--- Problem statement ---
Write all of the entries out again exactly, but not the images.

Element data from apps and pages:
_____

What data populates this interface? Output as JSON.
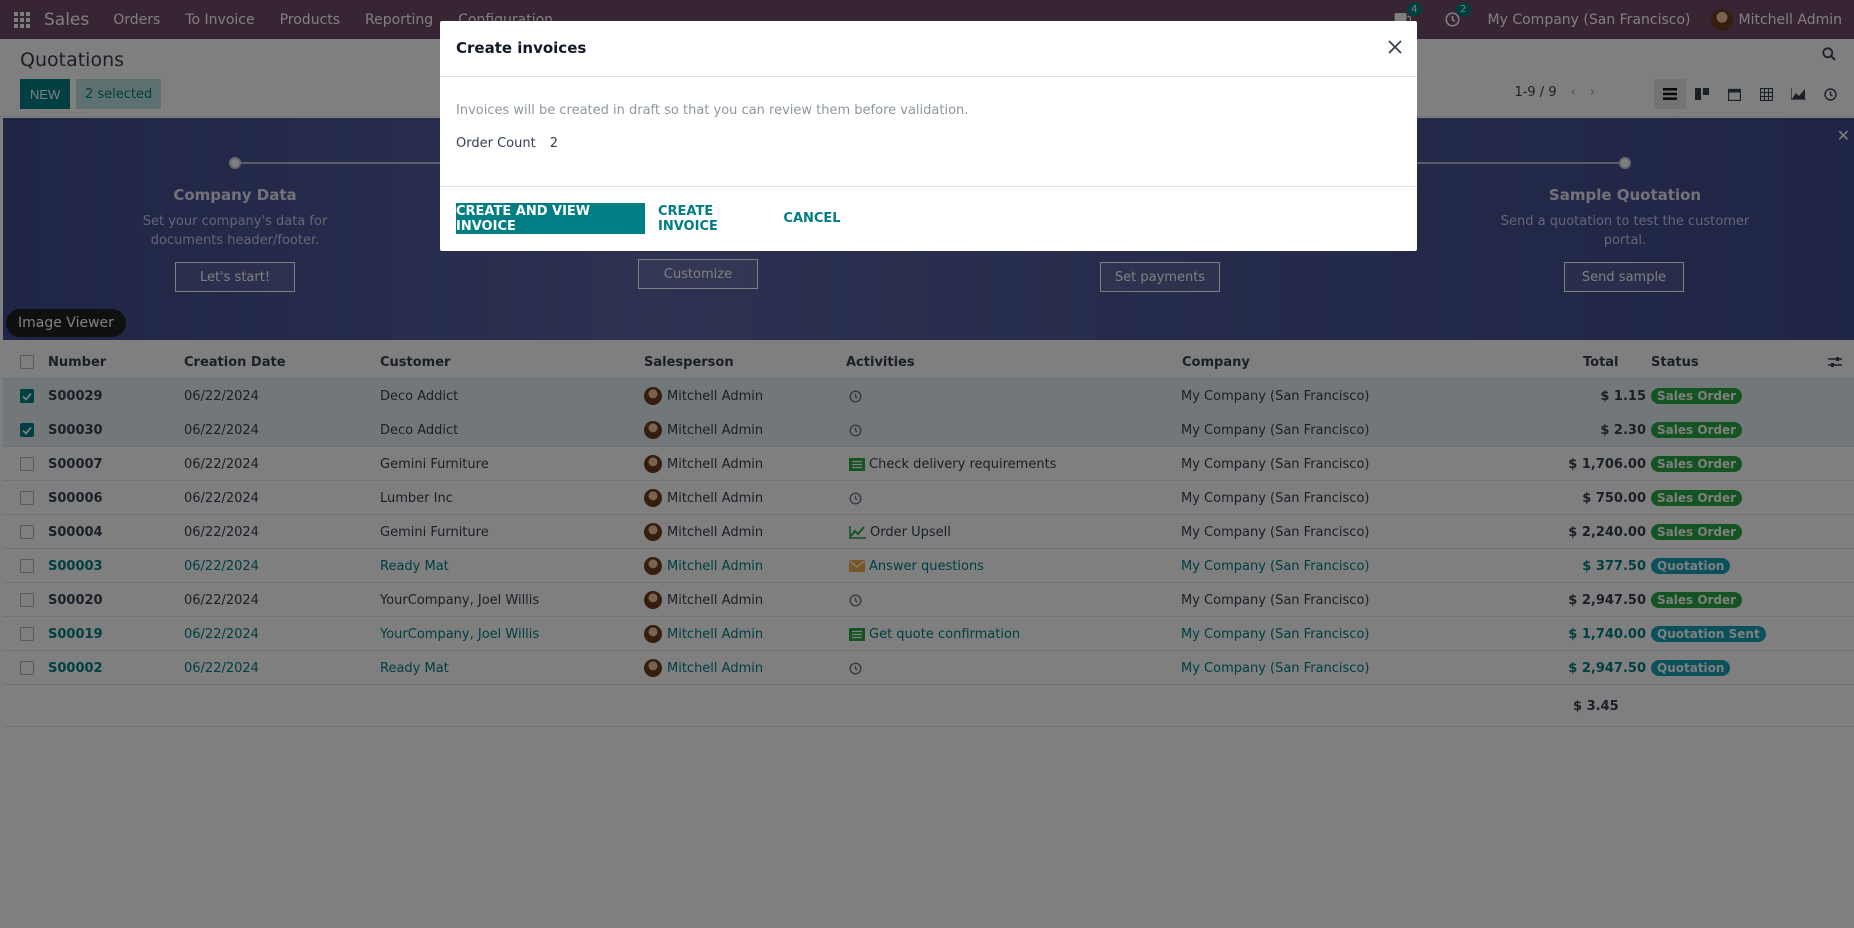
{
  "navbar": {
    "brand": "Sales",
    "menus": [
      "Orders",
      "To Invoice",
      "Products",
      "Reporting",
      "Configuration"
    ],
    "messages_count": "4",
    "activities_count": "2",
    "company": "My Company (San Francisco)",
    "user": "Mitchell Admin"
  },
  "control": {
    "title": "Quotations",
    "new_label": "NEW",
    "selected_label": "2 selected",
    "pager": "1-9 / 9"
  },
  "banner": {
    "steps": [
      {
        "title": "Company Data",
        "desc": "Set your company's data for documents header/footer.",
        "button": "Let's start!"
      },
      {
        "button": "Customize"
      },
      {
        "button": "Set payments"
      },
      {
        "title": "Sample Quotation",
        "desc": "Send a quotation to test the customer portal.",
        "button": "Send sample"
      }
    ],
    "tooltip": "Image Viewer"
  },
  "list": {
    "headers": {
      "number": "Number",
      "date": "Creation Date",
      "customer": "Customer",
      "salesperson": "Salesperson",
      "activities": "Activities",
      "company": "Company",
      "total": "Total",
      "status": "Status"
    },
    "rows": [
      {
        "number": "S00029",
        "date": "06/22/2024",
        "customer": "Deco Addict",
        "salesperson": "Mitchell Admin",
        "activity": "",
        "activity_icon": "clock-icon",
        "company": "My Company (San Francisco)",
        "total": "$ 1.15",
        "status": "Sales Order"
      },
      {
        "number": "S00030",
        "date": "06/22/2024",
        "customer": "Deco Addict",
        "salesperson": "Mitchell Admin",
        "activity": "",
        "activity_icon": "clock-icon",
        "company": "My Company (San Francisco)",
        "total": "$ 2.30",
        "status": "Sales Order"
      },
      {
        "number": "S00007",
        "date": "06/22/2024",
        "customer": "Gemini Furniture",
        "salesperson": "Mitchell Admin",
        "activity": "Check delivery requirements",
        "activity_icon": "list-icon",
        "company": "My Company (San Francisco)",
        "total": "$ 1,706.00",
        "status": "Sales Order"
      },
      {
        "number": "S00006",
        "date": "06/22/2024",
        "customer": "Lumber Inc",
        "salesperson": "Mitchell Admin",
        "activity": "",
        "activity_icon": "clock-icon",
        "company": "My Company (San Francisco)",
        "total": "$ 750.00",
        "status": "Sales Order"
      },
      {
        "number": "S00004",
        "date": "06/22/2024",
        "customer": "Gemini Furniture",
        "salesperson": "Mitchell Admin",
        "activity": "Order Upsell",
        "activity_icon": "chart-line-icon",
        "company": "My Company (San Francisco)",
        "total": "$ 2,240.00",
        "status": "Sales Order"
      },
      {
        "number": "S00003",
        "date": "06/22/2024",
        "customer": "Ready Mat",
        "salesperson": "Mitchell Admin",
        "activity": "Answer questions",
        "activity_icon": "envelope-icon",
        "company": "My Company (San Francisco)",
        "total": "$ 377.50",
        "status": "Quotation"
      },
      {
        "number": "S00020",
        "date": "06/22/2024",
        "customer": "YourCompany, Joel Willis",
        "salesperson": "Mitchell Admin",
        "activity": "",
        "activity_icon": "clock-icon",
        "company": "My Company (San Francisco)",
        "total": "$ 2,947.50",
        "status": "Sales Order"
      },
      {
        "number": "S00019",
        "date": "06/22/2024",
        "customer": "YourCompany, Joel Willis",
        "salesperson": "Mitchell Admin",
        "activity": "Get quote confirmation",
        "activity_icon": "list-icon",
        "company": "My Company (San Francisco)",
        "total": "$ 1,740.00",
        "status": "Quotation Sent"
      },
      {
        "number": "S00002",
        "date": "06/22/2024",
        "customer": "Ready Mat",
        "salesperson": "Mitchell Admin",
        "activity": "",
        "activity_icon": "clock-icon",
        "company": "My Company (San Francisco)",
        "total": "$ 2,947.50",
        "status": "Quotation"
      }
    ],
    "sum_total": "$ 3.45"
  },
  "modal": {
    "title": "Create invoices",
    "note": "Invoices will be created in draft so that you can review them before validation.",
    "field_label": "Order Count",
    "field_value": "2",
    "btn_primary": "CREATE AND VIEW INVOICE",
    "btn_create": "CREATE INVOICE",
    "btn_cancel": "CANCEL"
  },
  "colors": {
    "brand": "#714b67",
    "accent": "#017e84",
    "sales_order": "#28a745",
    "quotation": "#17a2b8"
  }
}
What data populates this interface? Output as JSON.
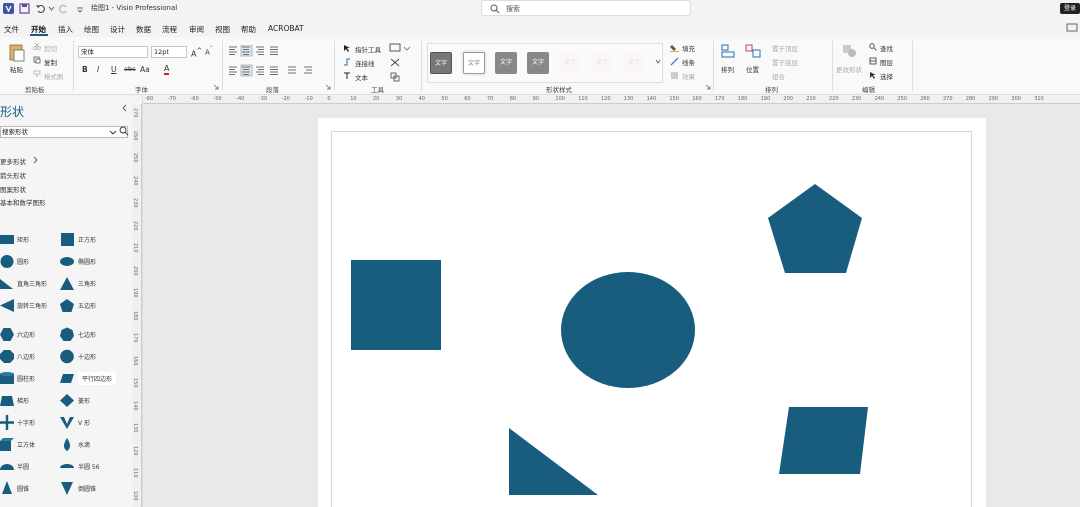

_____

--- Solution to this problem ---
What data populates this interface? Output as JSON.
{
  "navbar": {
    "brand": "Sales",
    "menus": [
      "Orders",
      "To Invoice",
      "Products",
      "Reporting",
      "Configuration"
    ],
    "messages_count": "4",
    "activities_count": "2",
    "company": "My Company (San Francisco)",
    "user": "Mitchell Admin"
  },
  "control": {
    "title": "Quotations",
    "new_label": "NEW",
    "selected_label": "2 selected",
    "pager": "1-9 / 9"
  },
  "banner": {
    "steps": [
      {
        "title": "Company Data",
        "desc": "Set your company's data for documents header/footer.",
        "button": "Let's start!"
      },
      {
        "button": "Customize"
      },
      {
        "button": "Set payments"
      },
      {
        "title": "Sample Quotation",
        "desc": "Send a quotation to test the customer portal.",
        "button": "Send sample"
      }
    ],
    "tooltip": "Image Viewer"
  },
  "list": {
    "headers": {
      "number": "Number",
      "date": "Creation Date",
      "customer": "Customer",
      "salesperson": "Salesperson",
      "activities": "Activities",
      "company": "Company",
      "total": "Total",
      "status": "Status"
    },
    "rows": [
      {
        "number": "S00029",
        "date": "06/22/2024",
        "customer": "Deco Addict",
        "salesperson": "Mitchell Admin",
        "activity": "",
        "activity_icon": "clock-icon",
        "company": "My Company (San Francisco)",
        "total": "$ 1.15",
        "status": "Sales Order"
      },
      {
        "number": "S00030",
        "date": "06/22/2024",
        "customer": "Deco Addict",
        "salesperson": "Mitchell Admin",
        "activity": "",
        "activity_icon": "clock-icon",
        "company": "My Company (San Francisco)",
        "total": "$ 2.30",
        "status": "Sales Order"
      },
      {
        "number": "S00007",
        "date": "06/22/2024",
        "customer": "Gemini Furniture",
        "salesperson": "Mitchell Admin",
        "activity": "Check delivery requirements",
        "activity_icon": "list-icon",
        "company": "My Company (San Francisco)",
        "total": "$ 1,706.00",
        "status": "Sales Order"
      },
      {
        "number": "S00006",
        "date": "06/22/2024",
        "customer": "Lumber Inc",
        "salesperson": "Mitchell Admin",
        "activity": "",
        "activity_icon": "clock-icon",
        "company": "My Company (San Francisco)",
        "total": "$ 750.00",
        "status": "Sales Order"
      },
      {
        "number": "S00004",
        "date": "06/22/2024",
        "customer": "Gemini Furniture",
        "salesperson": "Mitchell Admin",
        "activity": "Order Upsell",
        "activity_icon": "chart-line-icon",
        "company": "My Company (San Francisco)",
        "total": "$ 2,240.00",
        "status": "Sales Order"
      },
      {
        "number": "S00003",
        "date": "06/22/2024",
        "customer": "Ready Mat",
        "salesperson": "Mitchell Admin",
        "activity": "Answer questions",
        "activity_icon": "envelope-icon",
        "company": "My Company (San Francisco)",
        "total": "$ 377.50",
        "status": "Quotation"
      },
      {
        "number": "S00020",
        "date": "06/22/2024",
        "customer": "YourCompany, Joel Willis",
        "salesperson": "Mitchell Admin",
        "activity": "",
        "activity_icon": "clock-icon",
        "company": "My Company (San Francisco)",
        "total": "$ 2,947.50",
        "status": "Sales Order"
      },
      {
        "number": "S00019",
        "date": "06/22/2024",
        "customer": "YourCompany, Joel Willis",
        "salesperson": "Mitchell Admin",
        "activity": "Get quote confirmation",
        "activity_icon": "list-icon",
        "company": "My Company (San Francisco)",
        "total": "$ 1,740.00",
        "status": "Quotation Sent"
      },
      {
        "number": "S00002",
        "date": "06/22/2024",
        "customer": "Ready Mat",
        "salesperson": "Mitchell Admin",
        "activity": "",
        "activity_icon": "clock-icon",
        "company": "My Company (San Francisco)",
        "total": "$ 2,947.50",
        "status": "Quotation"
      }
    ],
    "sum_total": "$ 3.45"
  },
  "modal": {
    "title": "Create invoices",
    "note": "Invoices will be created in draft so that you can review them before validation.",
    "field_label": "Order Count",
    "field_value": "2",
    "btn_primary": "CREATE AND VIEW INVOICE",
    "btn_create": "CREATE INVOICE",
    "btn_cancel": "CANCEL"
  },
  "colors": {
    "brand": "#714b67",
    "accent": "#017e84",
    "sales_order": "#28a745",
    "quotation": "#17a2b8"
  }
}
What data populates this interface? Output as JSON.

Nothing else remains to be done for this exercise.